There are many definitions for Flight Data Monitoring (FDM). To some, it means capturing aircraft data while inflight for later analysis to investigate anomalies and events to augment a safety management program (SMS). For others it is a means to identify trends in operational procedures that can be improved for greater efficiencies. Still, others define flight data monitoring (FDM) as a means to create a proactive Maintenance Operations Quality Assurance (MOQA) program, finding problems before they happen. At its core, Flight Data Monitoring (FDM) is the capture and analysis of aircraft data to produce reports that allow managers of safety, flight, and maintenance operations to identify trends, investigate anomalies and improve overall performance in each area.

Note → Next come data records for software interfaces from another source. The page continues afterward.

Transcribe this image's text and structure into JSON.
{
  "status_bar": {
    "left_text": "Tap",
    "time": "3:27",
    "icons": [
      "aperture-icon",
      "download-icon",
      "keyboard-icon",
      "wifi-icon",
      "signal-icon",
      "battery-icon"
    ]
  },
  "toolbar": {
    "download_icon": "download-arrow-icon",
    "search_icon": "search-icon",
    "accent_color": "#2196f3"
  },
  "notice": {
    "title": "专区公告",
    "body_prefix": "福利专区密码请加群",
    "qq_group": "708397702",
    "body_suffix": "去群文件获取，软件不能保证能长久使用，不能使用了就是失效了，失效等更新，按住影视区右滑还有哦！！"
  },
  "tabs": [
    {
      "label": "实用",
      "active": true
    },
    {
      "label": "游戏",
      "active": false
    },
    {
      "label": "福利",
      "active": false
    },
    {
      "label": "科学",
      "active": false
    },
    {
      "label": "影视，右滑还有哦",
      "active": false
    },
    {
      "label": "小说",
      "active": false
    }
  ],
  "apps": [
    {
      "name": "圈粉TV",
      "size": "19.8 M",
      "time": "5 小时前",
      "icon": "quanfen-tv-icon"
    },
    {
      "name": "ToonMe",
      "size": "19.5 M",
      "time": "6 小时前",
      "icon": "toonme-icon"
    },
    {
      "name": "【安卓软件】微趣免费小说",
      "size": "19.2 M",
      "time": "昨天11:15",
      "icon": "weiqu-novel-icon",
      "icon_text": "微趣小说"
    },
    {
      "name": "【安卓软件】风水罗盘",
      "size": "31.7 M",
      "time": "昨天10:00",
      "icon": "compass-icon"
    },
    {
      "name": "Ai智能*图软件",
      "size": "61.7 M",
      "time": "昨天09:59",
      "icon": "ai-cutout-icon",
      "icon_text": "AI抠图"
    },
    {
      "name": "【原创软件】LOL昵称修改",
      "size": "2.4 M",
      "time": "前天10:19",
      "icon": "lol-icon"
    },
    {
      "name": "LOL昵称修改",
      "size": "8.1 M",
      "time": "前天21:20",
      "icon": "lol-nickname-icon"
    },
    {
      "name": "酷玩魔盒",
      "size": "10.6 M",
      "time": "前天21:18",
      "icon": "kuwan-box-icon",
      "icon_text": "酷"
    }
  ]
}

Simply put, Flight Data Monitoring (FDM) is the proactive use of recorded flight data from routine operations to improve aviation safety, flight and maintenance operations.

Flight Data Monitoring (FDM)


At its inception, FDM was mainly a means to capture and analyze events that would lead to safer flight operations allowing safety managers the ability to identify trends and fully investigate the circumstances behind events flagged. Using the same parameters monitored under the safety programs and improvements to the data capture technology, the use of FDM data has evolved into a practice that benefits managers in the flight operations and maintenance areas of a fleet operator as well. Today, the tools used in a comprehensive FDM program affect the operational efficiencies across the entire spectrum of business intelligence used to run a successful aviation organization.

In addition to operational efficiencies, the FDM data can be used for more detailed training programs.


The typical aircraft installation consists of a Flight Data Recording (FDR) device that is connected to the aircraft’s avionics subsystems, GPS and satellite antennas, and an optional Wi-Fi or 3G/4G modem. These recorders record all flight parameters to an internal fault tolerant storage at a typical sample rate of 1Hz. These devices are able to detect and transmit a subset of critical FDM exceedance events in real time. Some manufacturers offer multiple ways to download data on a global basis. Airborne connectivity is through the satellite network and when the aircraft is on the ground, the data is transmitted via Wi-Fi or 3G/4G connectivity for bulk transfer of FDM data to FDM servers.


A key part of an FDM program is to define a safety, flight operations and maintenance operations quality assurance (Safety Management System (SMS), Flight Operations Quality Assurance (FOQA) and Maintenance Operations Quality Assurance (MOQA)) event set. The goal is to define an event list that will provide meaningful and consistent FDM data across the customer’s fleet of aircraft and meet their specific operational requirements. This may include a considerable variety of airframes, some of which can provide much more FDM data than others. The optimal approach in this case is to define a core event set that can reasonably be implemented on all aircraft and event supersets as appropriate for aircraft with better instrumentation.

Experience tells us that when implementing an FDM program for the first time, a fleet operator may be overwhelmed by the complexity of a large event set and interpreting huge amounts of FDM data. To facilitate sorting through this data and putting it into a useful set of reports, fleet operators often use flight analysis tools that sort through and report the data, putting it into a format that is pertinent to the appropriate business unit, i.e. SMS, FOQA/MOQA. Even with powerful flight analysis tools, it takes time to refine and tune the event set to meet the needs of flight operations. It is highly recommended to implement the core event set first and supplementing that once the FDM program is up and running.


Event definitions dictate the parameters that must be acquired from the aircraft. In general, we strive to record raw data and convert it at a later date to support audits from the FAA, EASA, Transport Canada and others. FDM system installations use the aircraft’s existing digital avionics as a source of parameter data: FDAU, FDR, FMS, GPS, etc. They use digital instrumentation whenever possible to avoid ambiguity or inconsistency between the data the aircraft operator sees and what data is recorded. This also minimizes maintenance costs by relying on the aircraft’s avionics calibrations for accurate data.

Since many aircraft of the same type are equipped with different avionics equipment, parameter sets may vary even on the same airframe e.g. parameters available from the FDR often depend on the equipment vendor or revision. A thorough review of aircraft equipment lists will confirm the parameters that can be obtained for each aircraft. In the case of older or less sophisticated aircraft, implementing the core event set may require additional sensors to be installed, such as fuel flow sensors, air data computer, flap sensors etc.


The core objective of the FDM program is to facilitate the free flow of flight data information across all fleet operators’ business units, SMS/FOQA/MOQA. Additional benefits include reduction of costs by increasing operational efficiency and reducing aircraft downtime and maintenance.

The G7 is the foundation of Guardian Mobility’s Flight Data Monitoring (FDM) solution. Click here to learn more.

G7 - Flight Data Monitoring (FDM) Device

G7 – Flight Data Monitoring (FDM) Device